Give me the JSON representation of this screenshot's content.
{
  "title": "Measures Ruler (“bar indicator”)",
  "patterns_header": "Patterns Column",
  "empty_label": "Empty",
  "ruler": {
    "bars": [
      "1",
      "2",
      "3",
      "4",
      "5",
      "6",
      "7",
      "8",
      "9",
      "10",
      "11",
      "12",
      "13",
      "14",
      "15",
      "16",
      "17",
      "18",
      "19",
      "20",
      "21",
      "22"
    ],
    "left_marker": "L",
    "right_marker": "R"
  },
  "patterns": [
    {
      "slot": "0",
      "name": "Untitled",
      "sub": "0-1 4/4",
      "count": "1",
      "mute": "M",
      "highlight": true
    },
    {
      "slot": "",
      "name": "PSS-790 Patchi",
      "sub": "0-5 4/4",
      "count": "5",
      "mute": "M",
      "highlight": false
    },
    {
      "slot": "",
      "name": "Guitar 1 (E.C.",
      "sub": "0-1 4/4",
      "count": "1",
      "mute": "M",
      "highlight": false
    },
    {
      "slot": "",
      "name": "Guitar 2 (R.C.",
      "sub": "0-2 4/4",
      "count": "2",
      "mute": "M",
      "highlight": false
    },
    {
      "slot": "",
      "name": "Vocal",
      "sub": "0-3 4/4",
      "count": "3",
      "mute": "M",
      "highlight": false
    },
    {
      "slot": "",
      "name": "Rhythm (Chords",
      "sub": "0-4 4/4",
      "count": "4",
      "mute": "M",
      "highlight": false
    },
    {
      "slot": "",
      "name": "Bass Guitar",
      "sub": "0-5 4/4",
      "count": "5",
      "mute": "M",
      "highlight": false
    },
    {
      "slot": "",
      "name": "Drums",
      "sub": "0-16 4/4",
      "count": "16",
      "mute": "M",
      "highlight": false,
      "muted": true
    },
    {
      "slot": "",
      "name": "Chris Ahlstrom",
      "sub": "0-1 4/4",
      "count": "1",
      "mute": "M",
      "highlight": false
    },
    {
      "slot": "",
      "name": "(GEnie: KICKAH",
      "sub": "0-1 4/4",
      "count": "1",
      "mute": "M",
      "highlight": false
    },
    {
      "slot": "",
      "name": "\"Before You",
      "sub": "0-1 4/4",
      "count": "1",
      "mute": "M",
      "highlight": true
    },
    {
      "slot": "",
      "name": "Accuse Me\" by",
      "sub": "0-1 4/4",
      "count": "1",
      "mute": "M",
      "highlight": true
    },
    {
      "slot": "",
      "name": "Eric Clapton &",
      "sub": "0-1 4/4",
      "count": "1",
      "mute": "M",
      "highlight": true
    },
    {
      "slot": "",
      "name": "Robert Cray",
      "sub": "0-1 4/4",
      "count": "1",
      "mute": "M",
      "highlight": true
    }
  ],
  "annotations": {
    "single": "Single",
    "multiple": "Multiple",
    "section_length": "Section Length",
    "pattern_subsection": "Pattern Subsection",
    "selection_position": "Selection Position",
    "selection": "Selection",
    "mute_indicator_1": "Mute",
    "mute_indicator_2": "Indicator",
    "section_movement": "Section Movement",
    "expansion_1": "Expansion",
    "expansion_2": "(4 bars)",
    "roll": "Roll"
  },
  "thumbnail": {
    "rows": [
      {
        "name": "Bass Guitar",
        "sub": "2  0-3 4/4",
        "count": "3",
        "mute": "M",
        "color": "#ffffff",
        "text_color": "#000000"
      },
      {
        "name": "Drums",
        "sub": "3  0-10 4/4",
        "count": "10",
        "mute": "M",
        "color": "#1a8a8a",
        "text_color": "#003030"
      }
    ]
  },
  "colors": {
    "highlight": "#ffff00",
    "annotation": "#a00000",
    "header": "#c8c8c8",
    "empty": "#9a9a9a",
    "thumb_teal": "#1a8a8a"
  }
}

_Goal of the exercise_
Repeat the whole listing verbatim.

_Exercise output_
Give me the JSON representation of this screenshot's content.
{
  "title": "Measures Ruler (“bar indicator”)",
  "patterns_header": "Patterns Column",
  "empty_label": "Empty",
  "ruler": {
    "bars": [
      "1",
      "2",
      "3",
      "4",
      "5",
      "6",
      "7",
      "8",
      "9",
      "10",
      "11",
      "12",
      "13",
      "14",
      "15",
      "16",
      "17",
      "18",
      "19",
      "20",
      "21",
      "22"
    ],
    "left_marker": "L",
    "right_marker": "R"
  },
  "patterns": [
    {
      "slot": "0",
      "name": "Untitled",
      "sub": "0-1 4/4",
      "count": "1",
      "mute": "M",
      "highlight": true
    },
    {
      "slot": "",
      "name": "PSS-790 Patchi",
      "sub": "0-5 4/4",
      "count": "5",
      "mute": "M",
      "highlight": false
    },
    {
      "slot": "",
      "name": "Guitar 1 (E.C.",
      "sub": "0-1 4/4",
      "count": "1",
      "mute": "M",
      "highlight": false
    },
    {
      "slot": "",
      "name": "Guitar 2 (R.C.",
      "sub": "0-2 4/4",
      "count": "2",
      "mute": "M",
      "highlight": false
    },
    {
      "slot": "",
      "name": "Vocal",
      "sub": "0-3 4/4",
      "count": "3",
      "mute": "M",
      "highlight": false
    },
    {
      "slot": "",
      "name": "Rhythm (Chords",
      "sub": "0-4 4/4",
      "count": "4",
      "mute": "M",
      "highlight": false
    },
    {
      "slot": "",
      "name": "Bass Guitar",
      "sub": "0-5 4/4",
      "count": "5",
      "mute": "M",
      "highlight": false
    },
    {
      "slot": "",
      "name": "Drums",
      "sub": "0-16 4/4",
      "count": "16",
      "mute": "M",
      "highlight": false,
      "muted": true
    },
    {
      "slot": "",
      "name": "Chris Ahlstrom",
      "sub": "0-1 4/4",
      "count": "1",
      "mute": "M",
      "highlight": false
    },
    {
      "slot": "",
      "name": "(GEnie: KICKAH",
      "sub": "0-1 4/4",
      "count": "1",
      "mute": "M",
      "highlight": false
    },
    {
      "slot": "",
      "name": "\"Before You",
      "sub": "0-1 4/4",
      "count": "1",
      "mute": "M",
      "highlight": true
    },
    {
      "slot": "",
      "name": "Accuse Me\" by",
      "sub": "0-1 4/4",
      "count": "1",
      "mute": "M",
      "highlight": true
    },
    {
      "slot": "",
      "name": "Eric Clapton &",
      "sub": "0-1 4/4",
      "count": "1",
      "mute": "M",
      "highlight": true
    },
    {
      "slot": "",
      "name": "Robert Cray",
      "sub": "0-1 4/4",
      "count": "1",
      "mute": "M",
      "highlight": true
    }
  ],
  "annotations": {
    "single": "Single",
    "multiple": "Multiple",
    "section_length": "Section Length",
    "pattern_subsection": "Pattern Subsection",
    "selection_position": "Selection Position",
    "selection": "Selection",
    "mute_indicator_1": "Mute",
    "mute_indicator_2": "Indicator",
    "section_movement": "Section Movement",
    "expansion_1": "Expansion",
    "expansion_2": "(4 bars)",
    "roll": "Roll"
  },
  "thumbnail": {
    "rows": [
      {
        "name": "Bass Guitar",
        "sub": "2  0-3 4/4",
        "count": "3",
        "mute": "M",
        "color": "#ffffff",
        "text_color": "#000000"
      },
      {
        "name": "Drums",
        "sub": "3  0-10 4/4",
        "count": "10",
        "mute": "M",
        "color": "#1a8a8a",
        "text_color": "#003030"
      }
    ]
  },
  "colors": {
    "highlight": "#ffff00",
    "annotation": "#a00000",
    "header": "#c8c8c8",
    "empty": "#9a9a9a",
    "thumb_teal": "#1a8a8a"
  }
}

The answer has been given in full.